• [EXERCISE GOAL]:
Give back each entry unchanged, minus pictures.

• [PROVIDED RECORDS]:
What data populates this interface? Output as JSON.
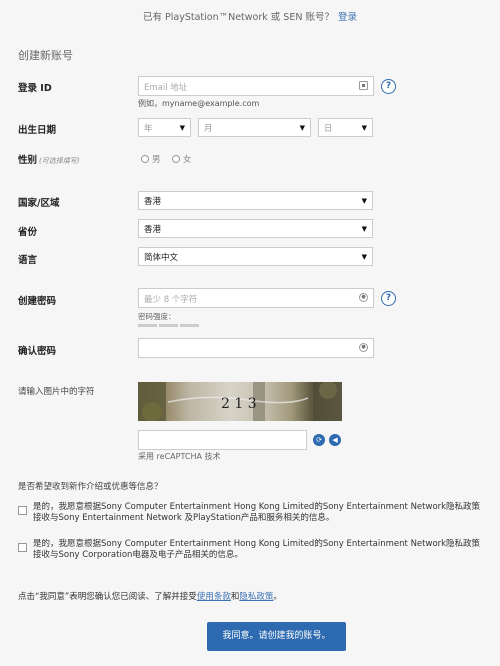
{
  "top": {
    "question": "已有 PlayStation™Network 或 SEN 账号？",
    "login_link": "登录"
  },
  "section_title": "创建新账号",
  "login_id": {
    "label": "登录 ID",
    "placeholder": "Email 地址",
    "hint": "例如，myname@example.com"
  },
  "birthdate": {
    "label": "出生日期",
    "year": "年",
    "month": "月",
    "day": "日"
  },
  "gender": {
    "label": "性别",
    "optional": "(可选择填写)",
    "male": "男",
    "female": "女"
  },
  "country": {
    "label": "国家/区域",
    "value": "香港"
  },
  "province": {
    "label": "省份",
    "value": "香港"
  },
  "language": {
    "label": "语言",
    "value": "简体中文"
  },
  "password": {
    "label": "创建密码",
    "placeholder": "最少 8 个字符",
    "strength_label": "密码强度："
  },
  "confirm_password": {
    "label": "确认密码"
  },
  "captcha": {
    "label": "请输入图片中的字符",
    "image_text": "2 1 3",
    "powered_by": "采用 reCAPTCHA 技术"
  },
  "newsletter": {
    "question": "是否希望收到新作介绍或优惠等信息？",
    "option1": "是的，我愿意根据Sony Computer Entertainment Hong Kong Limited的Sony Entertainment Network隐私政策接收与Sony Entertainment Network 及PlayStation产品和服务相关的信息。",
    "option2": "是的，我愿意根据Sony Computer Entertainment Hong Kong Limited的Sony Entertainment Network隐私政策接收与Sony Corporation电器及电子产品相关的信息。"
  },
  "footer": {
    "prefix": "点击“我同意”表明您确认您已阅读、了解并接受",
    "terms_link": "使用条款",
    "and": "和",
    "privacy_link": "隐私政策",
    "suffix": "。"
  },
  "submit_label": "我同意。请创建我的账号。",
  "icons": {
    "help": "?",
    "refresh": "⟳",
    "audio": "◀",
    "dropdown": "▼"
  }
}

• [ANSWER FOR THIS EXERCISE]:
What data populates this interface? Output as JSON.
{
  "top": {
    "question": "已有 PlayStation™Network 或 SEN 账号？",
    "login_link": "登录"
  },
  "section_title": "创建新账号",
  "login_id": {
    "label": "登录 ID",
    "placeholder": "Email 地址",
    "hint": "例如，myname@example.com"
  },
  "birthdate": {
    "label": "出生日期",
    "year": "年",
    "month": "月",
    "day": "日"
  },
  "gender": {
    "label": "性别",
    "optional": "(可选择填写)",
    "male": "男",
    "female": "女"
  },
  "country": {
    "label": "国家/区域",
    "value": "香港"
  },
  "province": {
    "label": "省份",
    "value": "香港"
  },
  "language": {
    "label": "语言",
    "value": "简体中文"
  },
  "password": {
    "label": "创建密码",
    "placeholder": "最少 8 个字符",
    "strength_label": "密码强度："
  },
  "confirm_password": {
    "label": "确认密码"
  },
  "captcha": {
    "label": "请输入图片中的字符",
    "image_text": "2 1 3",
    "powered_by": "采用 reCAPTCHA 技术"
  },
  "newsletter": {
    "question": "是否希望收到新作介绍或优惠等信息？",
    "option1": "是的，我愿意根据Sony Computer Entertainment Hong Kong Limited的Sony Entertainment Network隐私政策接收与Sony Entertainment Network 及PlayStation产品和服务相关的信息。",
    "option2": "是的，我愿意根据Sony Computer Entertainment Hong Kong Limited的Sony Entertainment Network隐私政策接收与Sony Corporation电器及电子产品相关的信息。"
  },
  "footer": {
    "prefix": "点击“我同意”表明您确认您已阅读、了解并接受",
    "terms_link": "使用条款",
    "and": "和",
    "privacy_link": "隐私政策",
    "suffix": "。"
  },
  "submit_label": "我同意。请创建我的账号。",
  "icons": {
    "help": "?",
    "refresh": "⟳",
    "audio": "◀",
    "dropdown": "▼"
  }
}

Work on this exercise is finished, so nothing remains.